“The Top Ten Percent Law did not by its terms admit students on the basis of race, but underrepresented minorities were its announced target and their admission a large, if not primary, purpose,” stated Lyle W. Cayce, clerk, in a report for the United States Court of Appeals for the Fifth Circuit.
Students who do not qualify for the Top Ten pool, like Abigail Fisher, are admitted to the University of Texas based on their academic and personal achievement indices. These indices include GPA, essay responses, standardized tests scores, socioeconomic status and race, according Cayce’s report.
Fisher is suing the university based on the claim that she was not admitted because of her race. This case could decide if affirmative action will be allowed in public universities and colleges’ admissions processes any longer.
Since Penn State receives government funding, it would be affected by such change.
A Look into Penn State’s Affirmative Action Policy and Admissions
Penn State’s current affirmative action plan is found in the university’s Framework to Foster Diversity at Penn State: 2010-15.
The document, updated recently from the 1998-2009 version by university President Rodney Erickson and The Vice Provost of Educational Equity, Dr. Terrell Jones, outlines Penn State’s plan to “…[build] a truly diverse, inclusive, and equitable institution…”
The Framework lists seven different challenges to help Penn State ensure it is making the university diverse and welcoming.
Challenge number three focuses on “Recruiting and Retaining a Diverse Student Body” and shows Penn State’s dedication to maintaining diversity within its undergraduate admissions.
In the 2011-2012 school year, Penn State collectively admitted 96,519 students into University Park and its 19 commonwealth campuses.
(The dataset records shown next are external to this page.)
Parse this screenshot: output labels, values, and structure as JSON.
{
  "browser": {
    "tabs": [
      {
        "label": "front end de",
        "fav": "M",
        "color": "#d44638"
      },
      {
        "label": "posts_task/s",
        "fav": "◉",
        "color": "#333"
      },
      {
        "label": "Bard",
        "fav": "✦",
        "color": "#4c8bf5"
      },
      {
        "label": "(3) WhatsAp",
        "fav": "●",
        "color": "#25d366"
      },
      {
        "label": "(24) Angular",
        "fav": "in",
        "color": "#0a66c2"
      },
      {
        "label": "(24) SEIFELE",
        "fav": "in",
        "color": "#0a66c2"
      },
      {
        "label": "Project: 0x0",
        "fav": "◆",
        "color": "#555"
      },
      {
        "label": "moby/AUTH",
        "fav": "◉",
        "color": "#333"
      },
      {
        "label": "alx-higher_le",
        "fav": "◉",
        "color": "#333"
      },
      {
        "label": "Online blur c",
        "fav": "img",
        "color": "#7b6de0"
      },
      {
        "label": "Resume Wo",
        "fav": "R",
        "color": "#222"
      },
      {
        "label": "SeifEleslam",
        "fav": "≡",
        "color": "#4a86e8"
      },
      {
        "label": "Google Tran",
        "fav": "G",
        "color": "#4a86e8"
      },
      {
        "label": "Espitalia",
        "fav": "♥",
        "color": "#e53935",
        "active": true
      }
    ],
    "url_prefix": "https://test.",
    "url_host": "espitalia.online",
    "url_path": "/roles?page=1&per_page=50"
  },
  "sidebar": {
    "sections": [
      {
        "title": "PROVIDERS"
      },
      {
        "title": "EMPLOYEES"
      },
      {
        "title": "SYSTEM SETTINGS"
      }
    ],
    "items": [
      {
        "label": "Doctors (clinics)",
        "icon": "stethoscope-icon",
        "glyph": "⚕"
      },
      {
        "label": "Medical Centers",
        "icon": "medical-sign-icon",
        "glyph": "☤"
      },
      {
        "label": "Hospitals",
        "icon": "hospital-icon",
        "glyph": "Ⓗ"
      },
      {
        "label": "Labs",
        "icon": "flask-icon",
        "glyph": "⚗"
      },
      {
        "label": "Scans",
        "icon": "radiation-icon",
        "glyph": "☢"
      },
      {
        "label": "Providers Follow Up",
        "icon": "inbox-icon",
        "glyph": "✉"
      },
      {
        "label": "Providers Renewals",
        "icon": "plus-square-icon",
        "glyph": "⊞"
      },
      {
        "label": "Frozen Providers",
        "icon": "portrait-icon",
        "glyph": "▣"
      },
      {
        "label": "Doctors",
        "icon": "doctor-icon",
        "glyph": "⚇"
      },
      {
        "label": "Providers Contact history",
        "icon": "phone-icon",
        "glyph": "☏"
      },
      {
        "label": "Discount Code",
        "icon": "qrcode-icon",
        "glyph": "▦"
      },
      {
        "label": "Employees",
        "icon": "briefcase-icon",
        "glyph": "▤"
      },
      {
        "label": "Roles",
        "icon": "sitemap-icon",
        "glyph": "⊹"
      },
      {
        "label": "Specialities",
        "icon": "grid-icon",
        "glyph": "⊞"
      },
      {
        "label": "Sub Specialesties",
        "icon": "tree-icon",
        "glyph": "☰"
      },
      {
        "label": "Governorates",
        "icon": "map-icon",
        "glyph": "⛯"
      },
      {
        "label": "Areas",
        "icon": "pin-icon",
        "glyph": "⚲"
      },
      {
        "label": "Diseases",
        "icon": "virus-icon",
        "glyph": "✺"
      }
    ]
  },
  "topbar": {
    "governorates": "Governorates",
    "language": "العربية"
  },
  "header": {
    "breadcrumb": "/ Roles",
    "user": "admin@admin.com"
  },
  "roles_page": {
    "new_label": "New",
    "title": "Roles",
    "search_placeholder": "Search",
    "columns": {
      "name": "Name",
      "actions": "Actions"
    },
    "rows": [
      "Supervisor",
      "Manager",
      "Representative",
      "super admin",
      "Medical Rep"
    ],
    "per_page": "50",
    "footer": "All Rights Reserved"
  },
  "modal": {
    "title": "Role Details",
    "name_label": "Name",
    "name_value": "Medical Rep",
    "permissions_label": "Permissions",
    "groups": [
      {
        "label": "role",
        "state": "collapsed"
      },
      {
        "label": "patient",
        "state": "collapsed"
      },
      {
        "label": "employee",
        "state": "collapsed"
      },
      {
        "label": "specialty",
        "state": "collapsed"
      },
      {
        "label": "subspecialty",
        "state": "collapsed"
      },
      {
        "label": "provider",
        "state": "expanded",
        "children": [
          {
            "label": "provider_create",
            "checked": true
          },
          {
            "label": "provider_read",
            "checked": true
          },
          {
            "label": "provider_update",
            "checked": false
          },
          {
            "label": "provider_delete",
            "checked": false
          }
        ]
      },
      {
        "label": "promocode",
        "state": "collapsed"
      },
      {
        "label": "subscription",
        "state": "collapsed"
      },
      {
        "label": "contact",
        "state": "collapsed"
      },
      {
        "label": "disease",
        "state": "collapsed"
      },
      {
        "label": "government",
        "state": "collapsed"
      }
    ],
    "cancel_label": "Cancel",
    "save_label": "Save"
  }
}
This includes the five Special-Mission campuses such as Penn State’s World Campus and The Dickinson School of Law.
The admissions pamphlet, “Penn State Up Close: 2013 edition,” said that out of those students, 15 percent of them “were of color.”
Two-thirds of a student’s admittance to Penn State based off of his or her high school performance, said Cathy Schwab, the Director of Admissions Services and Evaluation. The other one-third is determined by “test scores and other factors,” including race.
“Penn State’s student body represents all 50 states and 131 countries,” states Penn State Up Close.
Schwab said that Penn State is very proactive in recruiting students from diverse backgrounds. Not only is race a factor, but a student’s geographic location plays a role as well.
The Strategic Plan for 2009-10 through 2013-14, a set of goals the university set to help it “achieve excellence,” includes the goal of enhancing diversity.
Diversity at Penn State is important to not only the administration, but to the students as well.
“Diversity is very important to me, [which] is actually one of the reasons I did not go to a [historically black College/University],” said senior and President of National Society for Minorities in Hospitality Victoria Elie, an African American. “I didn’t want to be restricted to just one culture…and that’s why I came to Penn State.”
Jasmyn Franklin, a sophomore majoring in Hospitality Management expressed similar feelings.
“[Diversity] is ranked high on my priority list because I am student that is very diverse” said Franklin.
Lovalerie King, associate professor of African American studies and women’s studies and director of the Africana Research Center, said she thinks “Penn State is finally making some real progress in terms of diversity.”
“Having fewer minority students would just turn back the hands of time,” she added.
However, some feel that affirmative action has negatively impacted the university.
Elie said she feels that although it helps bring diversity to Penn State, there are some African American students whom affirmative action has helped get accepted who “are not qualified” to be at Penn State.
Vice Provost of Educational Equity Terrell Jones said he feels that low-income students are not at a disadvantage when they apply for college, but rather during their K-12 years because of the school systems and environments. He also explained that getting into college is not the issue anymore.
He said the challenge is: “Can you get out?”
If affirmative action policies were no longer permitted, Jones said, “Penn State would be hindered, but would still find other ways to cope.”
Jones added that the university could still use first-generation/low-income college students as a factor in the admissions process, which would help ensure a mix of students without breaking the law. He said Penn